Exactness is required throughout. Return every record once more.

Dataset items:
BEGIN
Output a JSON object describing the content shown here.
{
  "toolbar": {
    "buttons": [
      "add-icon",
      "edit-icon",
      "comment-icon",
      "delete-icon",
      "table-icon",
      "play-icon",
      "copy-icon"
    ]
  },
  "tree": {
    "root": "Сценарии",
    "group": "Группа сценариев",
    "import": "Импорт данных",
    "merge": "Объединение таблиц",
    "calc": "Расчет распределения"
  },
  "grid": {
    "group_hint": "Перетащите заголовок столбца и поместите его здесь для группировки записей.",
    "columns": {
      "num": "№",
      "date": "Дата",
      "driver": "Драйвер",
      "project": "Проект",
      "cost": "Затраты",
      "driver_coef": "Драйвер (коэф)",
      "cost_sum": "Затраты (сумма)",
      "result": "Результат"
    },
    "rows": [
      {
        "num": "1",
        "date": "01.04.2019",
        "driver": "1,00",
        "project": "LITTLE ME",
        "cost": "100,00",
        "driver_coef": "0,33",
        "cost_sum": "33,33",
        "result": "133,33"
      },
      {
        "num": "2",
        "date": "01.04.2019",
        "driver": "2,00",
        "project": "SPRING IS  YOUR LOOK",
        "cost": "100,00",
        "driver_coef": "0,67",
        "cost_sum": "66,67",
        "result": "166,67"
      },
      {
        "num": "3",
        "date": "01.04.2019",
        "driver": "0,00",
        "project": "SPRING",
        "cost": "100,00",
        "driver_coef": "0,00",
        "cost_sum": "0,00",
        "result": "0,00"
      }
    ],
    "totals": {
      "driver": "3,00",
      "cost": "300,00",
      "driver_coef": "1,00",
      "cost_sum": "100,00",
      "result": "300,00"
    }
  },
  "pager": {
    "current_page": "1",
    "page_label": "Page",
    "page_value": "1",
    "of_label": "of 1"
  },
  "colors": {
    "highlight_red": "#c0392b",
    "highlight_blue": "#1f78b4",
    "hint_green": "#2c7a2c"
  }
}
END
◆ Result of the task
Output a JSON object describing the content shown here.
{
  "toolbar": {
    "buttons": [
      "add-icon",
      "edit-icon",
      "comment-icon",
      "delete-icon",
      "table-icon",
      "play-icon",
      "copy-icon"
    ]
  },
  "tree": {
    "root": "Сценарии",
    "group": "Группа сценариев",
    "import": "Импорт данных",
    "merge": "Объединение таблиц",
    "calc": "Расчет распределения"
  },
  "grid": {
    "group_hint": "Перетащите заголовок столбца и поместите его здесь для группировки записей.",
    "columns": {
      "num": "№",
      "date": "Дата",
      "driver": "Драйвер",
      "project": "Проект",
      "cost": "Затраты",
      "driver_coef": "Драйвер (коэф)",
      "cost_sum": "Затраты (сумма)",
      "result": "Результат"
    },
    "rows": [
      {
        "num": "1",
        "date": "01.04.2019",
        "driver": "1,00",
        "project": "LITTLE ME",
        "cost": "100,00",
        "driver_coef": "0,33",
        "cost_sum": "33,33",
        "result": "133,33"
      },
      {
        "num": "2",
        "date": "01.04.2019",
        "driver": "2,00",
        "project": "SPRING IS  YOUR LOOK",
        "cost": "100,00",
        "driver_coef": "0,67",
        "cost_sum": "66,67",
        "result": "166,67"
      },
      {
        "num": "3",
        "date": "01.04.2019",
        "driver": "0,00",
        "project": "SPRING",
        "cost": "100,00",
        "driver_coef": "0,00",
        "cost_sum": "0,00",
        "result": "0,00"
      }
    ],
    "totals": {
      "driver": "3,00",
      "cost": "300,00",
      "driver_coef": "1,00",
      "cost_sum": "100,00",
      "result": "300,00"
    }
  },
  "pager": {
    "current_page": "1",
    "page_label": "Page",
    "page_value": "1",
    "of_label": "of 1"
  },
  "colors": {
    "highlight_red": "#c0392b",
    "highlight_blue": "#1f78b4",
    "hint_green": "#2c7a2c"
  }
}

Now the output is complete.